Standing as a stark and graceful contrast to the corruptions of freedom of religion, expression, and human rights we hear about every day, there was a grand display of feminine empowerment and beauty at the most recent Burning Man festival, an event in Black Rock City, Nevada. It was a magnificent temple created for Mazu—the Chinese Goddess of the Sea. Her temple and its towering lotus flower were built, and soon thereafter ritualistically burnt, in the simplistic beauty of the desert.
An aesthetically calming temple honoring her came about by the collaboration of Project Manager Nathan Parker and Taiwanese arts foundation, the Dream Community. When I arrived at Burning Man and first saw the temple, I was in awe. The open, octagonal building created from bamboo was rustically elegant. It was designed to be indicative of a structure floating in water. Two piers stretched outwards on either side, while an eye-catching arbor framed the path to the entrance. Blue LED lights flickered on the ground in wave patterns around the temple to create the essence of water encircling the goddess’s temple. A towering 40-foot pink lotus flower sat atop the structure, while fire breathing dragon statues flanked the four corners. Once inside, a center pillar held burning incense, notebooks and pens for reflections, and small strips of papers inscribed with prayers for people to take.
This goddess, Mazu, is celebrated throughout Asia as the goddess of the sea, and also of compassion and love. She is often prayed to in times of distress, as she is known to protect people in times of danger, and is most revered for assisting sailors in the open sea with safe passage. The irony is not lost on me that this temple that honors the great Sea Goddess was erected in a desert. While this may seem paradoxical, it seems she was exactly where she belonged. Black Rock Desert is an ancient lakebed, and in its prime, one of the largest lakes in North America. Mazu had simply come home.

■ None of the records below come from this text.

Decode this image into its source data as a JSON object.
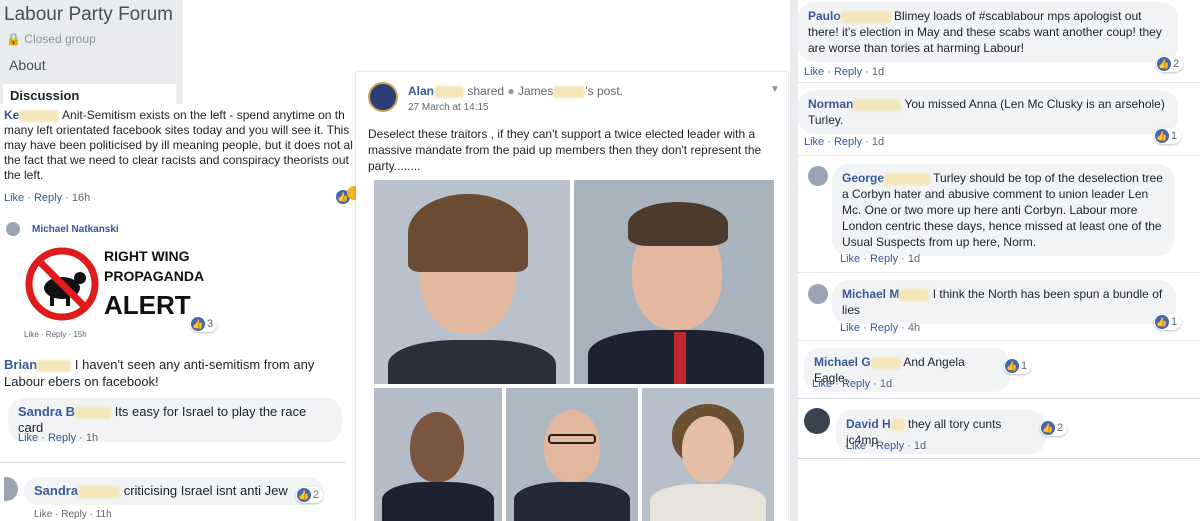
{
  "group": {
    "title": "Labour Party Forum",
    "privacy": "Closed group",
    "nav_about": "About",
    "nav_discussion": "Discussion"
  },
  "left_post": {
    "author": "Ke",
    "text": "Anit-Semitism exists on the left - spend anytime on th many left orientated facebook sites today and you will see it. This may have been politicised by ill meaning people, but it does not al the fact that we need to clear racists and conspiracy theorists out the left.",
    "like": "Like",
    "reply": "Reply",
    "age": "16h"
  },
  "meme_comment": {
    "author": "Michael Natkanski",
    "meme_line1": "RIGHT WING",
    "meme_line2": "PROPAGANDA",
    "meme_line3": "ALERT",
    "meta": "Like · Reply · 15h",
    "count": "3"
  },
  "brian_comment": {
    "author": "Brian",
    "text": "I haven't seen any anti-semitism from any Labour ebers on facebook!"
  },
  "sandra1": {
    "author": "Sandra B",
    "text": "Its easy for Israel to play the race card",
    "like": "Like",
    "reply": "Reply",
    "age": "1h"
  },
  "sandra2": {
    "author": "Sandra",
    "text": "criticising Israel isnt anti Jew",
    "meta": "Like · Reply · 11h",
    "count": "2"
  },
  "center_post": {
    "author": "Alan",
    "shared_text": "shared",
    "shared_by": "James",
    "shared_suffix": "'s post.",
    "time": "27 March at 14:15",
    "text": "Deselect these traitors , if they can't support a twice elected leader with a massive mandate from the paid up members then they don't represent the party........"
  },
  "right_comments": [
    {
      "author": "Paulo",
      "text": "Blimey loads of #scablabour mps apologist out there! it's election in May and these scabs want another coup! they are worse than tories at harming Labour!",
      "like": "Like",
      "reply": "Reply",
      "age": "1d",
      "count": "2"
    },
    {
      "author": "Norman",
      "text": "You missed Anna (Len Mc Clusky is an arsehole) Turley.",
      "like": "Like",
      "reply": "Reply",
      "age": "1d",
      "count": "1"
    },
    {
      "author": "George",
      "text": "Turley should be top of the deselection tree a Corbyn hater and abusive comment to union leader Len Mc. One or two more up here anti Corbyn. Labour more London centric these days, hence missed at least one of the Usual Suspects from up here, Norm.",
      "like": "Like",
      "reply": "Reply",
      "age": "1d"
    },
    {
      "author": "Michael M",
      "text": "I think the North has been spun a bundle of lies",
      "like": "Like",
      "reply": "Reply",
      "age": "4h",
      "count": "1"
    },
    {
      "author": "Michael G",
      "text": "And Angela Eagle.",
      "like": "Like",
      "reply": "Reply",
      "age": "1d",
      "count": "1"
    },
    {
      "author": "David H",
      "text": "they all tory cunts jc4mp",
      "like": "Like",
      "reply": "Reply",
      "age": "1d",
      "count": "2"
    }
  ],
  "colors": {
    "link": "#385898",
    "bubble": "#f2f3f5",
    "sidebar": "#e9ebee",
    "like_blue": "#4267b2"
  }
}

One of the most fascinating features of the Burning Man celebrations is that its most cherished pieces of art come down in flames at the end of the week-long event, Mazu’s temple being no exception. On the second to last night of Burning Man, I biked to the ceremony for the burning of this temple. The night was cold but the energy was electric as thousands gathered eagerly and awaited the burn. The atmosphere was filled with the sense that something powerful was happening in our presence, the feeling that most come to Burning Man for—to become part of something bigger than themselves. While we huddled in the cold, two flares went off on either side of the temple, which led to a spectacular firework show to honor this moment. When the fireworks died down, white sparklers gleamed and crackled from every petal of the huge lotus, and a flash ignited within the temple. Moments later, the temple erupted into flames and the crowd roared in elation. Mazu showed off her vivacity by transforming the flames into fire tornadoes that danced around her temple as they blazed into the night.
It’s hard to imagine that energy that powerful would simply disappear though. I’d like to think the goddess’s spirit rose out of the ashes like the ole Phoenix, and floated to faraway places where atrocities are presently occurring, to create a future world more egalitarian, more loving, and more integrative of the feminine energies Mazu is so emblematic of. This night brought part of the ancient East together with a modern counterculture of the West, and was truly a magical convergence of worlds.
“I have been impressed with the urgency of doing. Knowing is not enough; we must apply. Being willing is not enough; we must do.” – Leonardo Da Vinci
Kayla Bonnin is a Religious Studies major at California State University, Northridge. Her academic interests include interdisciplinary approaches to religion, women in religion, cognitive science of religion, and mysticism. Kayla is also a research assistant in the Cognitive Science of Religion lab group at CSUN. When she’s not swimming in papers, research, and grad school applications, she is the Marketing Manager of a winery in Santa Barbara, CA. You can find her on twitter @Kayla_Bonnin.